Exercise objective: Match on the string "merging" in the entries below and return every matching line.

Provided data:

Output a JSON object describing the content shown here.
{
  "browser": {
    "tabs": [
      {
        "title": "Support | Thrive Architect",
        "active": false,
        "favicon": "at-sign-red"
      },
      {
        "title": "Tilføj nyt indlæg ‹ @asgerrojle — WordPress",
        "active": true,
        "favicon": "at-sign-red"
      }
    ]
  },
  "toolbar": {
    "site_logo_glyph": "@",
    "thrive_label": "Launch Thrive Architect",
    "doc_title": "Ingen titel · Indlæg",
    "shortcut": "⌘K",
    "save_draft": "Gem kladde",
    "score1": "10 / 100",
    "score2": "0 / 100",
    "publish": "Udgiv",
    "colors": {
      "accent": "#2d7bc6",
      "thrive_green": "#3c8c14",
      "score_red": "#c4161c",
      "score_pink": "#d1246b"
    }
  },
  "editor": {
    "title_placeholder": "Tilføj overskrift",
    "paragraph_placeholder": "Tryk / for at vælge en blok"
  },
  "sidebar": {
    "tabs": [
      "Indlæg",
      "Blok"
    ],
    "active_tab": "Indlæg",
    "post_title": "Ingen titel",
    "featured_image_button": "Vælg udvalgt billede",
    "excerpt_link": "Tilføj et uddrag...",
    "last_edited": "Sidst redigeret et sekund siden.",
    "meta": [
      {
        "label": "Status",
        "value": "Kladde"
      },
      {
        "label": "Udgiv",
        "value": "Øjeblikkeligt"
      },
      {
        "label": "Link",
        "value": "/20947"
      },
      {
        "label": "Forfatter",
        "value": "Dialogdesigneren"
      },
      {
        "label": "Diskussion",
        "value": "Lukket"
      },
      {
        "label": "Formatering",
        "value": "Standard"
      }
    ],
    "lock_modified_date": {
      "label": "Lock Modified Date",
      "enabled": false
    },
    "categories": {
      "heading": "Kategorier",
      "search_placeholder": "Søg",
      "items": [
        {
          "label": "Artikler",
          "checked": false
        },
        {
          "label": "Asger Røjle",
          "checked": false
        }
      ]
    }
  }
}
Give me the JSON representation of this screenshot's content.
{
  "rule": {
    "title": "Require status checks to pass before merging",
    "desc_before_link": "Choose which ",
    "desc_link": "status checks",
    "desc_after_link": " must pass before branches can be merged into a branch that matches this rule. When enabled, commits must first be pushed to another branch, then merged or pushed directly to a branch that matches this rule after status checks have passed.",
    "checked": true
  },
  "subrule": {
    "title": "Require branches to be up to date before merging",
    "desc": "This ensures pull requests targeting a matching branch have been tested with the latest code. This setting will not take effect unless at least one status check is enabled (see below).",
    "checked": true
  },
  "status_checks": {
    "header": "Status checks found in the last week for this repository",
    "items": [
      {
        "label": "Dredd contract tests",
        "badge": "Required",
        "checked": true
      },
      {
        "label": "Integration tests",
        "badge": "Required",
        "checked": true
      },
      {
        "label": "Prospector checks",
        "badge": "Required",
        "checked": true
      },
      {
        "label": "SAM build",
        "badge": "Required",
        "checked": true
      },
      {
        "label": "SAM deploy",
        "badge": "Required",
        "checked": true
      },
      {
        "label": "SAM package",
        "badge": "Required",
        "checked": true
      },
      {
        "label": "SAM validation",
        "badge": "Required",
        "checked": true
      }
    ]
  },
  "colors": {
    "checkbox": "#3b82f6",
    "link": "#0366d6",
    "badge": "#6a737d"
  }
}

Exercise output:
    "title": "Require status checks to pass before merging",
    "title": "Require branches to be up to date before merging",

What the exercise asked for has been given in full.